Page and application data records:

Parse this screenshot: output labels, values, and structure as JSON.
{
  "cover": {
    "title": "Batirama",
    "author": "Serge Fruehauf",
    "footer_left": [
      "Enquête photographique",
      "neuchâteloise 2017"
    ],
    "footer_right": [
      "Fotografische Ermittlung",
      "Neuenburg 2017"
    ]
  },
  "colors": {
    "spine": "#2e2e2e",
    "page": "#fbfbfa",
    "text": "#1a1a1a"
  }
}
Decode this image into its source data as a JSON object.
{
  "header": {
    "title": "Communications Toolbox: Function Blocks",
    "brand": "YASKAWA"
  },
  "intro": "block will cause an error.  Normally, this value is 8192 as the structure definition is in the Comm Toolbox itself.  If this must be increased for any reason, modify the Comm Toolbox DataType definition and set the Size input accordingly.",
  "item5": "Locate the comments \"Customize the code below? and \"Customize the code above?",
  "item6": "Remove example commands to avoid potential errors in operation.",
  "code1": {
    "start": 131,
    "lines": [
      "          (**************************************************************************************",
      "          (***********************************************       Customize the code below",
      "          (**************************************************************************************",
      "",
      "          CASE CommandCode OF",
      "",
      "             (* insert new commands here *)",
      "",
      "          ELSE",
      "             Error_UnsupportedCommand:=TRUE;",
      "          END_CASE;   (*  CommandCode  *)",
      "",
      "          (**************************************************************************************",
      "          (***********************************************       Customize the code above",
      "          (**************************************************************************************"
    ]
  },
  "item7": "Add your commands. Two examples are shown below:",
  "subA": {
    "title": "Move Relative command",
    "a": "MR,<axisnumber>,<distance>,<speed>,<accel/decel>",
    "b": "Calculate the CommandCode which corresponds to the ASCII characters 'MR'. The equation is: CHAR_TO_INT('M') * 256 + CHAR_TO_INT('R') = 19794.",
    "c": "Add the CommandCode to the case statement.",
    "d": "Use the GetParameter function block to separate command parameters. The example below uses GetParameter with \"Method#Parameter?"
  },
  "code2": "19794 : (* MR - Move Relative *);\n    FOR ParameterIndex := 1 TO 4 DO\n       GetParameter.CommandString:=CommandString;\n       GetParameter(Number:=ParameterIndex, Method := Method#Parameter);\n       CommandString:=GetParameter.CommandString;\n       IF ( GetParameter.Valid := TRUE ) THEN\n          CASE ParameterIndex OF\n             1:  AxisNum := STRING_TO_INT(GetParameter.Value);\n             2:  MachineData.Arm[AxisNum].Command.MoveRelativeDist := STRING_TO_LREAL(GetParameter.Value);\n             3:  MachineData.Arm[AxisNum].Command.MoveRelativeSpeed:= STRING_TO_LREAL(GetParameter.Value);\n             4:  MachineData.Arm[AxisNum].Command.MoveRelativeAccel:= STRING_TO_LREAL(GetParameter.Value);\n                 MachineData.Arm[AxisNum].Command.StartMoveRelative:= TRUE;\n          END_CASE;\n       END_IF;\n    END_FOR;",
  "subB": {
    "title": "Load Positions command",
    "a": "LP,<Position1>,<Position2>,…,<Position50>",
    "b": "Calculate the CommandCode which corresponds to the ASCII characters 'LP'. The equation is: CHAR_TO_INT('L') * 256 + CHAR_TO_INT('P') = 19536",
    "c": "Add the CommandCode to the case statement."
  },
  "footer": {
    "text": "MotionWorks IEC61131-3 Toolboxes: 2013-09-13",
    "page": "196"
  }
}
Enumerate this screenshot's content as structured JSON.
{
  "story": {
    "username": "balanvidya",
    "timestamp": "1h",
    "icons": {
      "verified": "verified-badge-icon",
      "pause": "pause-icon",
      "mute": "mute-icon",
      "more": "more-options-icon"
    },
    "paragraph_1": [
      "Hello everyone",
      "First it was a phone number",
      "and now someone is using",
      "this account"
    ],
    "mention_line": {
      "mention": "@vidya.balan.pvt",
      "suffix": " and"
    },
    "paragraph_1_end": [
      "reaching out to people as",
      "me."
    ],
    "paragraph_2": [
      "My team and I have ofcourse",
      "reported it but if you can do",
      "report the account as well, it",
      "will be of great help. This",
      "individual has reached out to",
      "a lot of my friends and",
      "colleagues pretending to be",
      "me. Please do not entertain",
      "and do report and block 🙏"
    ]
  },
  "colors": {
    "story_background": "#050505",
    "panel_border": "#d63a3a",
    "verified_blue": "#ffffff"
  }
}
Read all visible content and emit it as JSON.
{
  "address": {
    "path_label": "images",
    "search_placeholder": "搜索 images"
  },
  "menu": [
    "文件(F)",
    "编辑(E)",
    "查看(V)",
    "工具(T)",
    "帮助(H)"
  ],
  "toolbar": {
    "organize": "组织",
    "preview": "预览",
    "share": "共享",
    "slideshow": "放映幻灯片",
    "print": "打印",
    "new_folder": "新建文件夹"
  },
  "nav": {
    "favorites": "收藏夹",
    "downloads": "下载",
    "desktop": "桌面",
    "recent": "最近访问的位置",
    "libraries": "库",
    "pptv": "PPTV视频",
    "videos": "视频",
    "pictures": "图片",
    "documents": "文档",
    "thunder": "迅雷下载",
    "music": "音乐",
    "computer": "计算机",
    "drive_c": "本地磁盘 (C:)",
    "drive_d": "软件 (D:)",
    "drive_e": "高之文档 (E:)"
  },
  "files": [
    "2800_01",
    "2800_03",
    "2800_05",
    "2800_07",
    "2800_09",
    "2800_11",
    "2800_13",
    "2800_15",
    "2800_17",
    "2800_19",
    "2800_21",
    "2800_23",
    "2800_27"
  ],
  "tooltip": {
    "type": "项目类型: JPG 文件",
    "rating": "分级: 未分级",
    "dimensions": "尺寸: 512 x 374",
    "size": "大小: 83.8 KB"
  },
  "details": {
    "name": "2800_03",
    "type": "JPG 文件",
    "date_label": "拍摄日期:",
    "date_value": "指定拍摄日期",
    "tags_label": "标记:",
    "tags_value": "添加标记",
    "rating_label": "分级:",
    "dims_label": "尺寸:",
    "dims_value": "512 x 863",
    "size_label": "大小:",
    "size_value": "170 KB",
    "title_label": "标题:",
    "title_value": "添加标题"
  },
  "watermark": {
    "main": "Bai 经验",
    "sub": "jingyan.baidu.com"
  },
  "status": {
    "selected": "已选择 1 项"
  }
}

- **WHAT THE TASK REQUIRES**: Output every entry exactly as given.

- **ANSWER SPACE**:
Parse this screenshot: output labels, values, and structure as JSON.
{
  "cover": {
    "title": "Batirama",
    "author": "Serge Fruehauf",
    "footer_left": [
      "Enquête photographique",
      "neuchâteloise 2017"
    ],
    "footer_right": [
      "Fotografische Ermittlung",
      "Neuenburg 2017"
    ]
  },
  "colors": {
    "spine": "#2e2e2e",
    "page": "#fbfbfa",
    "text": "#1a1a1a"
  }
}
Decode this image into its source data as a JSON object.
{
  "header": {
    "title": "Communications Toolbox: Function Blocks",
    "brand": "YASKAWA"
  },
  "intro": "block will cause an error.  Normally, this value is 8192 as the structure definition is in the Comm Toolbox itself.  If this must be increased for any reason, modify the Comm Toolbox DataType definition and set the Size input accordingly.",
  "item5": "Locate the comments \"Customize the code below? and \"Customize the code above?",
  "item6": "Remove example commands to avoid potential errors in operation.",
  "code1": {
    "start": 131,
    "lines": [
      "          (**************************************************************************************",
      "          (***********************************************       Customize the code below",
      "          (**************************************************************************************",
      "",
      "          CASE CommandCode OF",
      "",
      "             (* insert new commands here *)",
      "",
      "          ELSE",
      "             Error_UnsupportedCommand:=TRUE;",
      "          END_CASE;   (*  CommandCode  *)",
      "",
      "          (**************************************************************************************",
      "          (***********************************************       Customize the code above",
      "          (**************************************************************************************"
    ]
  },
  "item7": "Add your commands. Two examples are shown below:",
  "subA": {
    "title": "Move Relative command",
    "a": "MR,<axisnumber>,<distance>,<speed>,<accel/decel>",
    "b": "Calculate the CommandCode which corresponds to the ASCII characters 'MR'. The equation is: CHAR_TO_INT('M') * 256 + CHAR_TO_INT('R') = 19794.",
    "c": "Add the CommandCode to the case statement.",
    "d": "Use the GetParameter function block to separate command parameters. The example below uses GetParameter with \"Method#Parameter?"
  },
  "code2": "19794 : (* MR - Move Relative *);\n    FOR ParameterIndex := 1 TO 4 DO\n       GetParameter.CommandString:=CommandString;\n       GetParameter(Number:=ParameterIndex, Method := Method#Parameter);\n       CommandString:=GetParameter.CommandString;\n       IF ( GetParameter.Valid := TRUE ) THEN\n          CASE ParameterIndex OF\n             1:  AxisNum := STRING_TO_INT(GetParameter.Value);\n             2:  MachineData.Arm[AxisNum].Command.MoveRelativeDist := STRING_TO_LREAL(GetParameter.Value);\n             3:  MachineData.Arm[AxisNum].Command.MoveRelativeSpeed:= STRING_TO_LREAL(GetParameter.Value);\n             4:  MachineData.Arm[AxisNum].Command.MoveRelativeAccel:= STRING_TO_LREAL(GetParameter.Value);\n                 MachineData.Arm[AxisNum].Command.StartMoveRelative:= TRUE;\n          END_CASE;\n       END_IF;\n    END_FOR;",
  "subB": {
    "title": "Load Positions command",
    "a": "LP,<Position1>,<Position2>,…,<Position50>",
    "b": "Calculate the CommandCode which corresponds to the ASCII characters 'LP'. The equation is: CHAR_TO_INT('L') * 256 + CHAR_TO_INT('P') = 19536",
    "c": "Add the CommandCode to the case statement."
  },
  "footer": {
    "text": "MotionWorks IEC61131-3 Toolboxes: 2013-09-13",
    "page": "196"
  }
}
Enumerate this screenshot's content as structured JSON.
{
  "story": {
    "username": "balanvidya",
    "timestamp": "1h",
    "icons": {
      "verified": "verified-badge-icon",
      "pause": "pause-icon",
      "mute": "mute-icon",
      "more": "more-options-icon"
    },
    "paragraph_1": [
      "Hello everyone",
      "First it was a phone number",
      "and now someone is using",
      "this account"
    ],
    "mention_line": {
      "mention": "@vidya.balan.pvt",
      "suffix": " and"
    },
    "paragraph_1_end": [
      "reaching out to people as",
      "me."
    ],
    "paragraph_2": [
      "My team and I have ofcourse",
      "reported it but if you can do",
      "report the account as well, it",
      "will be of great help. This",
      "individual has reached out to",
      "a lot of my friends and",
      "colleagues pretending to be",
      "me. Please do not entertain",
      "and do report and block 🙏"
    ]
  },
  "colors": {
    "story_background": "#050505",
    "panel_border": "#d63a3a",
    "verified_blue": "#ffffff"
  }
}
Read all visible content and emit it as JSON.
{
  "address": {
    "path_label": "images",
    "search_placeholder": "搜索 images"
  },
  "menu": [
    "文件(F)",
    "编辑(E)",
    "查看(V)",
    "工具(T)",
    "帮助(H)"
  ],
  "toolbar": {
    "organize": "组织",
    "preview": "预览",
    "share": "共享",
    "slideshow": "放映幻灯片",
    "print": "打印",
    "new_folder": "新建文件夹"
  },
  "nav": {
    "favorites": "收藏夹",
    "downloads": "下载",
    "desktop": "桌面",
    "recent": "最近访问的位置",
    "libraries": "库",
    "pptv": "PPTV视频",
    "videos": "视频",
    "pictures": "图片",
    "documents": "文档",
    "thunder": "迅雷下载",
    "music": "音乐",
    "computer": "计算机",
    "drive_c": "本地磁盘 (C:)",
    "drive_d": "软件 (D:)",
    "drive_e": "高之文档 (E:)"
  },
  "files": [
    "2800_01",
    "2800_03",
    "2800_05",
    "2800_07",
    "2800_09",
    "2800_11",
    "2800_13",
    "2800_15",
    "2800_17",
    "2800_19",
    "2800_21",
    "2800_23",
    "2800_27"
  ],
  "tooltip": {
    "type": "项目类型: JPG 文件",
    "rating": "分级: 未分级",
    "dimensions": "尺寸: 512 x 374",
    "size": "大小: 83.8 KB"
  },
  "details": {
    "name": "2800_03",
    "type": "JPG 文件",
    "date_label": "拍摄日期:",
    "date_value": "指定拍摄日期",
    "tags_label": "标记:",
    "tags_value": "添加标记",
    "rating_label": "分级:",
    "dims_label": "尺寸:",
    "dims_value": "512 x 863",
    "size_label": "大小:",
    "size_value": "170 KB",
    "title_label": "标题:",
    "title_value": "添加标题"
  },
  "watermark": {
    "main": "Bai 经验",
    "sub": "jingyan.baidu.com"
  },
  "status": {
    "selected": "已选择 1 项"
  }
}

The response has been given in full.